The 1080p 2.35 X 1 digital High Definition image on the HD-DVD is a little better than that of the anamorphically enhanced standard DVD, but some of the footage is either so soft or so necessarily digital that there is nothing that can be done to fix it further.  Shot in real anamorphic Panavision by the amazing Geoffrey Unsworth, B.S.C. (oddly not credited on the back of either case), the use of color, shadow and depth was never matched later in the series and not by the recent Bryan Singer revival.  Some older special effects were kept as is and others finished to match, while a few light instances of digital were also included.  Even with the limits, the new version shows larger-scale shots meant for a big screen and better form on the part of Unsworth and Donner that carried over form the first film and then some.  The HD-DVD really delivers the finer detail, but the DVD is still not bad.


When the original theatrical cut hit theaters, it not only arrived in 70mm blow-up prints, but was the fourth-ever film released in the configuration we so commonly know now as 5.1 sound.  The 1978 Superman was the first, followed by Coppola’s Apocalypse Now and the Neil Diamond Jazz Singer remake.  Also, in an attempt to have their own refined version of a sort of Sensurround, Warner made it one of and the four films issued in a bass-enhancing system known as MegaSound.  The other three films, Outland, Altered States and Wolfen, were all 4.1 and should really be HD-DVDs as soon as possible.

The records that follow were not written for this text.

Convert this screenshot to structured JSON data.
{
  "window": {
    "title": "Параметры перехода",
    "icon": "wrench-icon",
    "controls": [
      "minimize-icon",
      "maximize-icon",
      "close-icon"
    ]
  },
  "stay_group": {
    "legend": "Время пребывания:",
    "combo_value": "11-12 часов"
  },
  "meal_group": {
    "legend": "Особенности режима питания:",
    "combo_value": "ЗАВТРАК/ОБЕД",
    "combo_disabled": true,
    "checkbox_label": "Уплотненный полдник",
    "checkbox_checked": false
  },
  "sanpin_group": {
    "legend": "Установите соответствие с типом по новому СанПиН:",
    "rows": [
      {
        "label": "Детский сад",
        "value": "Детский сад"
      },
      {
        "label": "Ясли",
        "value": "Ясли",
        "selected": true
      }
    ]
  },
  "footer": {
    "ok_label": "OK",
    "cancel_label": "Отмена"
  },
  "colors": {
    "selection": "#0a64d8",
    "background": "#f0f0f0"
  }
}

The legacy of both can be heard here in the action sequences, but at the same time, so much of the sound Donner intended was never incorporated into the film in the first place.  As a result, though Warner remarkably found all the film and sound elements, all the various versions of magnetic tape from old reel-to-reels to 35mm perforated magnetic multi-tracks had to have the moisture baked out of them to make them playable and eliminate vinegar syndrome as thoroughly as possible.  Then, they had to do further work in the digital realm and make all of it match as seamlessly as possible.  Composer Ken Thorne replaced John Williams on the film as soon as the Salkinds did their own Saturday Night Massacre, but most of Williams’ score was returned to this version as intended.


As a result, the Dolby Digital Plus 5.1 on the HD-DVD and even lower bitrate Dolby Digital 5.1 on the standard DVD offer a superior mix with better music, sound editing, character and impact.  The surrounds are not always constantly active, though this was also the case with the first film.  The HD-DVD Dolby Plus works better, though Warner made this available in DTS and SDDS for any limited theatrical re-release.  As it stands, it is an interesting reconstruction and considering the condition of some of the elements, you can bet some of the material barely survived before this project began and would be lost if they started any later.


The combination is better than the theatrical DVD with its Dolby 2.0 Stereo with weak Pro Logic surrounds off of a 35mm print (possibly via the PCM master for the old 12” LaserDisc).  Warner also has this out in Blu-ray and we side with HD-DVD over the DVD for performance.


Extras are the same on both versions, including a new introduction by Donner, deleted scenes, a terrific feature length audio commentary by Donner & Creative Consultant Tom Mankiewicz and a nearly 18-minutes long piece Superman II: Restoring The Vision that is an excellent look at reconstruction, restoration and preservation of the film back to its original form as much as possible.  American Cinematographer Magazine recently had a good article on this, but seeing it actually happening is great.


All in all, the real Superman II is finally seeing the light of day as much as possible and quickly eclipses the original theatrical hack job that was sold to the public in a second-rate cut.  When you see it, you are in for all kinds of surprises that remind us of how exciting commercial action adventure can be when the makers have the right combination of talent, ambition and love for the material.



-   Nicholas Sheffo


 Copyright © MMIII through MMX fulvuedrive-in.com